job prospects

<p>Hii,
i am a prospective phd applicant in petroleum engg.....can any one tell me what are the job prospects after phd in petroleum engg.....??
seniors plzzz... help.....</p>

<p>Most of PHD grads (ie petroleum etc) are in it to teach.</p>

<p>thnks for ur response!!
so ,are you trying to say that it is not possible to get hire by oil and gas industry as a professional engineer??</p>

<p>Professional licensing is rarely needed by petroleum engineers.
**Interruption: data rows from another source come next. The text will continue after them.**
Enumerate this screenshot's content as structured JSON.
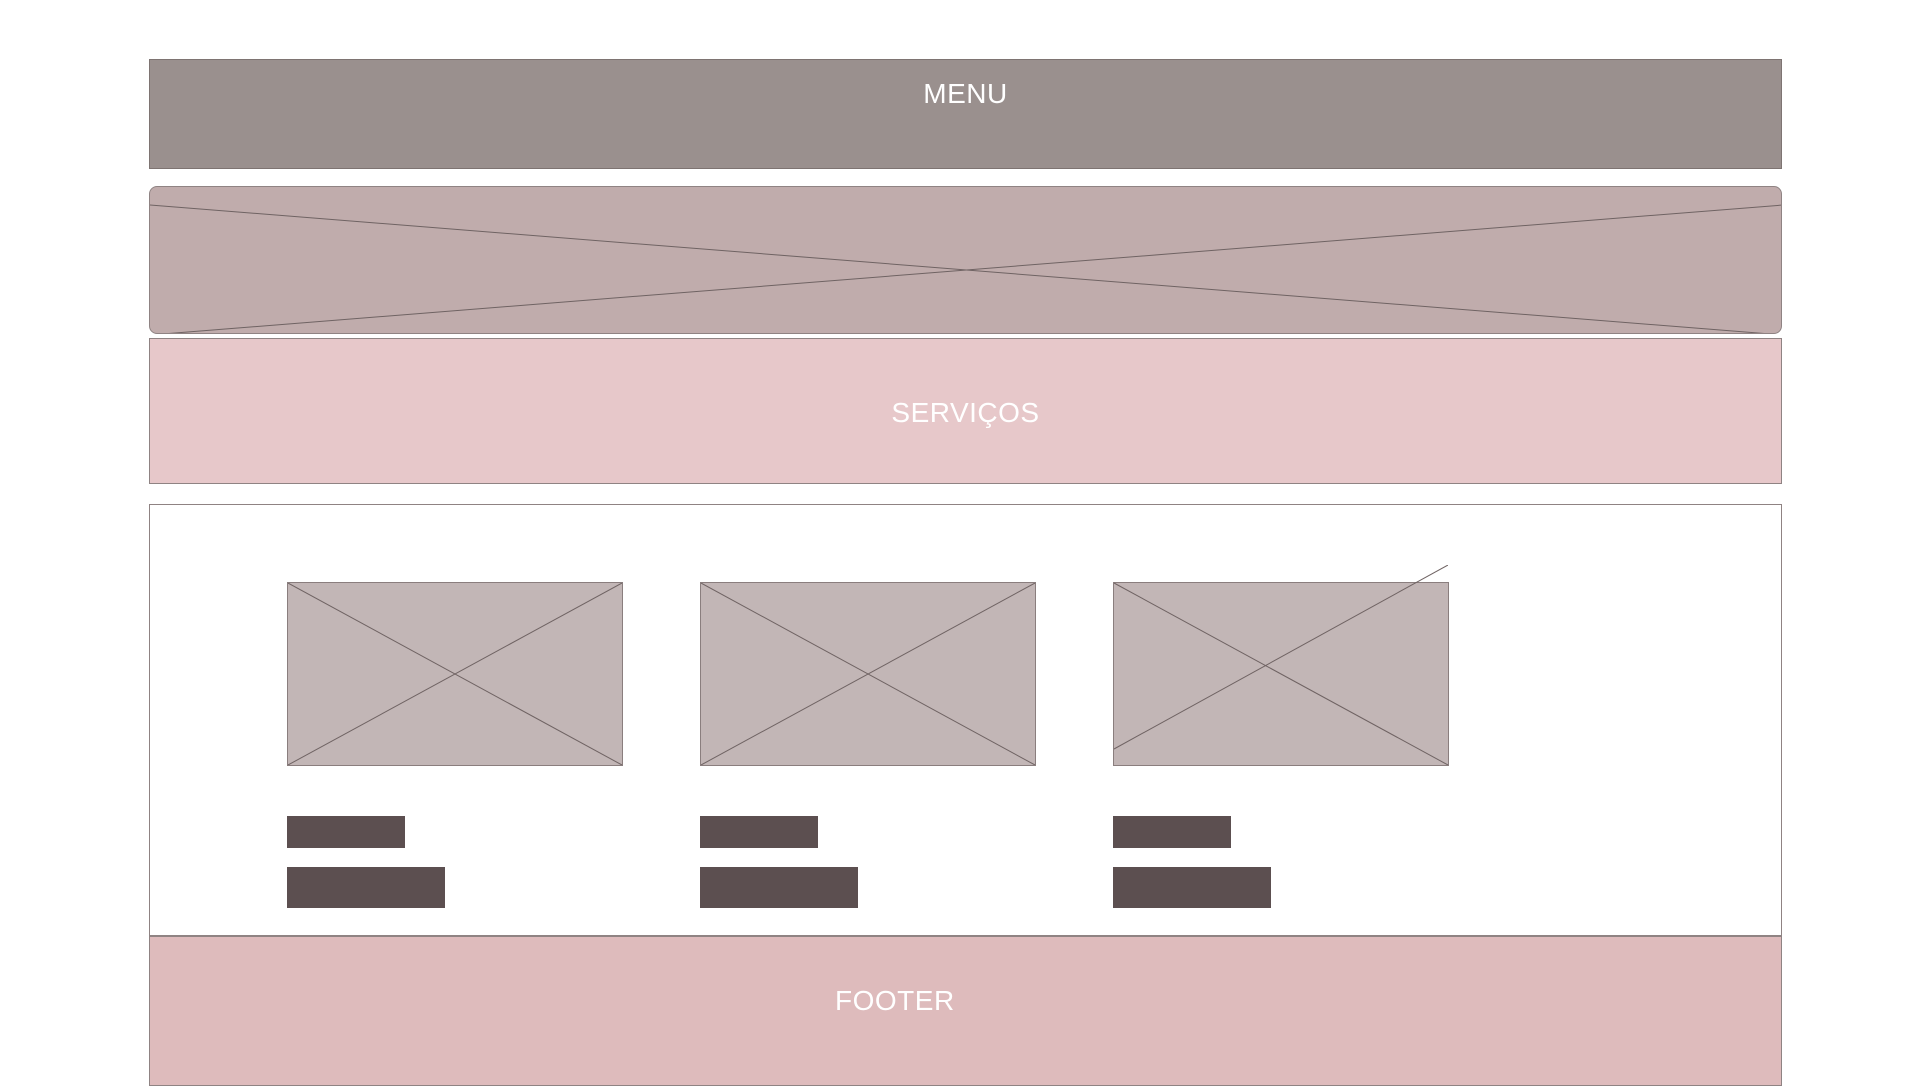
{
  "menu": {
    "label": "MENU"
  },
  "services": {
    "label": "SERVIÇOS"
  },
  "footer": {
    "label": "FOOTER"
  },
  "colors": {
    "menu_bg": "#9a908e",
    "hero_bg": "#c0acac",
    "services_bg": "#e7c8ca",
    "placeholder_bg": "#c2b6b6",
    "text_bar": "#5c4f50",
    "footer_bg": "#debbbc"
  }
}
You can get hired with a PhD in PetE by an Oil and Gas company, but the degree is rarely (if ever) worth the effort, because PetE's typically move up quickly in companies (even with only a BS). Get a MS degree, go get a job, then figure out if you want to go back for a PhD. Really, the only reason to get a PhD in PetE is to teach.</p>

<p>@pseudoghist:
thnk u very much for ur rply....!!
i have 2 questions.....first,i didn't understand the meaning of professional licensing????second,do you mean to say, for PetE ,MS has better job opportunities than PhD holders in US....
I definitely don't want to go in academics.....can you please guide me how should I proceed in this regard..just to let you know that right now I am pursuing masters in ChemE.....</p>
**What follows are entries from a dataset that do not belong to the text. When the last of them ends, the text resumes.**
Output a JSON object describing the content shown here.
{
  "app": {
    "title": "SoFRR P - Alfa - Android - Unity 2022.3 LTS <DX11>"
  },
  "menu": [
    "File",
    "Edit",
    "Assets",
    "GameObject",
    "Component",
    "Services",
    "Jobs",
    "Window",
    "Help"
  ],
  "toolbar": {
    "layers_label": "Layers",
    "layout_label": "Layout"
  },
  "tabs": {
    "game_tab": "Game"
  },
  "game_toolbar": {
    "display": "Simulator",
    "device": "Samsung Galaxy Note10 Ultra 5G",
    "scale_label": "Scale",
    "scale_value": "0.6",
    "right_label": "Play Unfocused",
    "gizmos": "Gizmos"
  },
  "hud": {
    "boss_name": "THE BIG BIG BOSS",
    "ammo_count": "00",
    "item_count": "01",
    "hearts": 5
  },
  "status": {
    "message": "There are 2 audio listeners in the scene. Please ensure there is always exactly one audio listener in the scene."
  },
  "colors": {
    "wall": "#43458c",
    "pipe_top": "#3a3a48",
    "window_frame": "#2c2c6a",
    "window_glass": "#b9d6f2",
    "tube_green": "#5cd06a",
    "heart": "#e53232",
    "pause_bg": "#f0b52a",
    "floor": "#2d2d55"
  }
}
<p>The oil industry is a down and dirty busness that needs BS level people on the ground (and on the oil rigs) that aren't afraid to get their hands or their hiking boots dirty. You don't need a freaking PhD. You are obviously just in it for the money. Take your MS ChemE and go get a job in a refining plant. I'm sure you are prefectly qualified already. Whoever is telling all these students that they aren't ready for the real world until they have a PhD or a masters degree is so full of it!</p>
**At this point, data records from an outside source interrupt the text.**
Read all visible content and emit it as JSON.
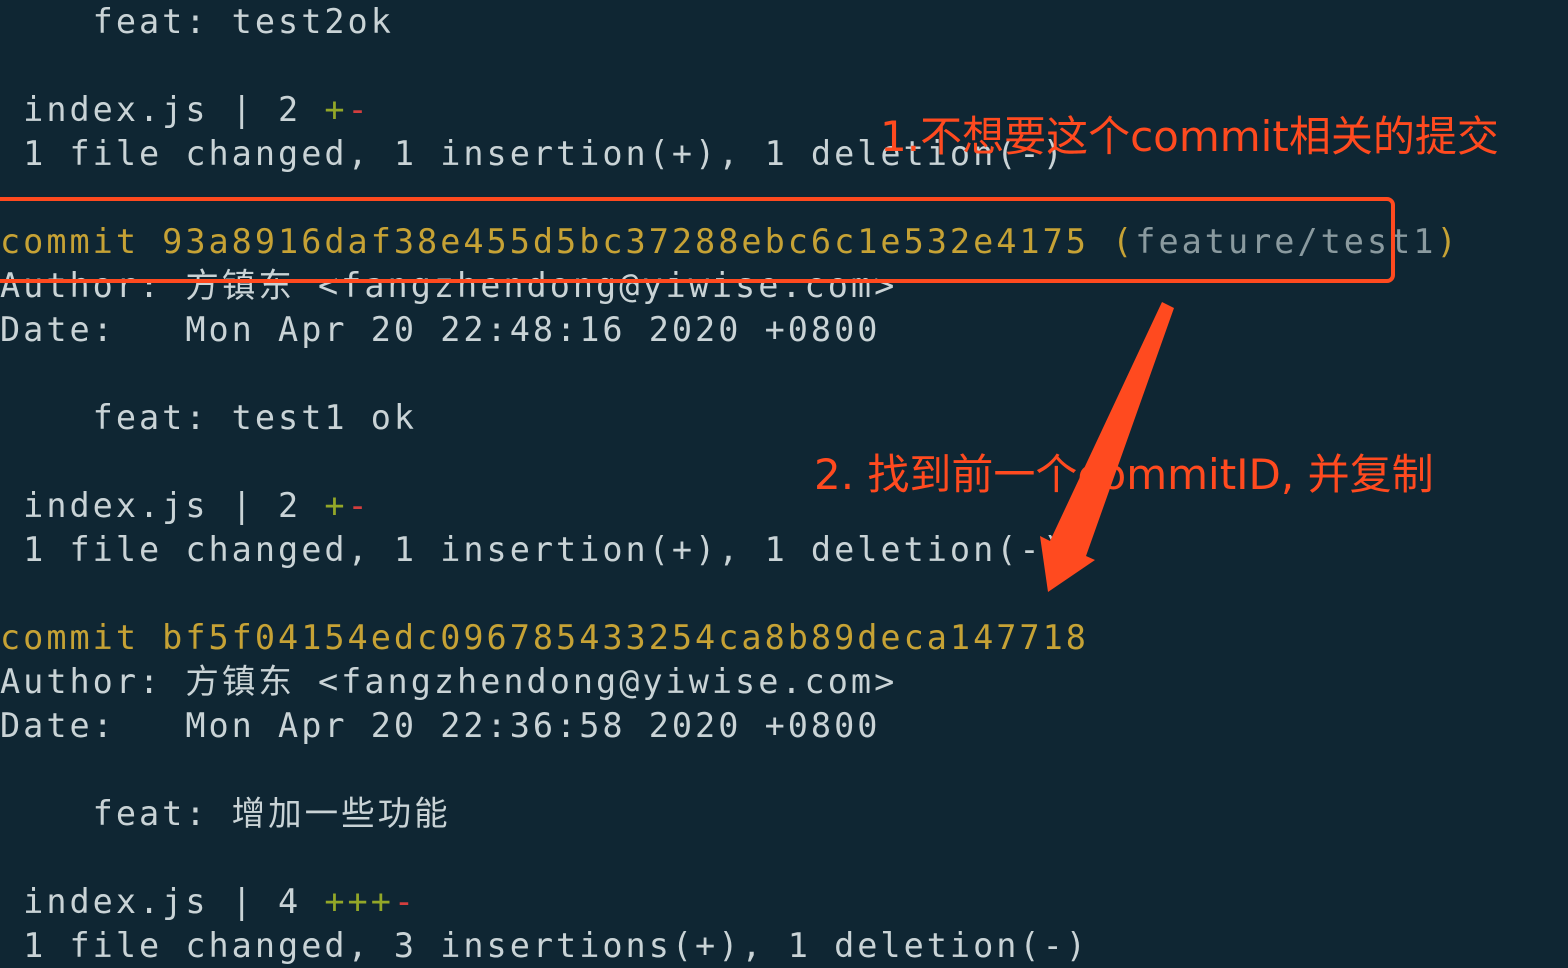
{
  "terminal": {
    "block0": {
      "message": "    feat: test2ok",
      "stat_file": " index.js | 2 ",
      "stat_plus": "+",
      "stat_minus": "-",
      "summary": " 1 file changed, 1 insertion(+), 1 deletion(-)"
    },
    "block1": {
      "commit_label": "commit 93a8916daf38e455d5bc37288ebc6c1e532e4175 (",
      "branch": "feature/test1",
      "branch_close": ")",
      "author": "Author: 方镇东 <fangzhendong@yiwise.com>",
      "date": "Date:   Mon Apr 20 22:48:16 2020 +0800",
      "message": "    feat: test1 ok",
      "stat_file": " index.js | 2 ",
      "stat_plus": "+",
      "stat_minus": "-",
      "summary": " 1 file changed, 1 insertion(+), 1 deletion(-)"
    },
    "block2": {
      "commit_label": "commit bf5f04154edc096785433254ca8b89deca147718",
      "author": "Author: 方镇东 <fangzhendong@yiwise.com>",
      "date": "Date:   Mon Apr 20 22:36:58 2020 +0800",
      "message": "    feat: 增加一些功能",
      "stat_file": " index.js | 4 ",
      "stat_plus": "+++",
      "stat_minus": "-",
      "summary": " 1 file changed, 3 insertions(+), 1 deletion(-)"
    }
  },
  "annotations": {
    "note1": "1.不想要这个commit相关的提交",
    "note2": "2. 找到前一个commitID, 并复制"
  },
  "colors": {
    "background": "#0f2633",
    "text": "#c9d3d6",
    "commit_hash": "#c6a235",
    "insertion": "#93a728",
    "deletion": "#d33e3e",
    "annotation": "#ff4a1f"
  }
}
<p>@shimnui1: First, are you an American citizen or not? If not, then you will need to get a PhD to have a chance at staying in the US to work for a US company. If you are a citizen, then you can probably get a job tomorrow if you really wanted.</p>

<p>Professional licensing is available for certain engineers (civil, mechanical) that allows them to sign off on legal documents. Like I said, professional licensing is rarely, if ever, needed in petroleum engineering, so don't worry about it. You don't need a PhD to become a licensed engineer.</p>

<p>As far as job opportunities go: it depends on what kind of job you are looking for. If you want to work as a petroleum engineer, drilling, and planning wells, working on wellbore technology etc, then you only need a BS degree. If you want to move up faster, than a Masters is useful in many companies, but work experience is especially valued in the oil and gas company. Most Petroleum engineers are required to serve a rotation (1-2 years) as a field engineer before becoming an office engineer.</p>

<p>A PhD only qualifies you to be a researcher. There are only a handful (less than 20 worldwide) that will actually put a PhD in a position to use their degree. If you go to another company, your degree might not be worth a whole lot.</p>

<p>You can probably work your way to a position as a petroleum engineer (after a bout of field work) with a Masters in ChemE, but most companies will try to put you in a refinery. If you want to be a field engineer (or a petroleum engineer) then you might want to consider transferring degree programs.</p>

<p>A reminder that political posts and links to blogs are violations of our Terms of Service (FAQ link). Those who wish to discuss job prospects in the Engineering field in a manner compliant with our Terms of Service are welcome to start a new thread.</p>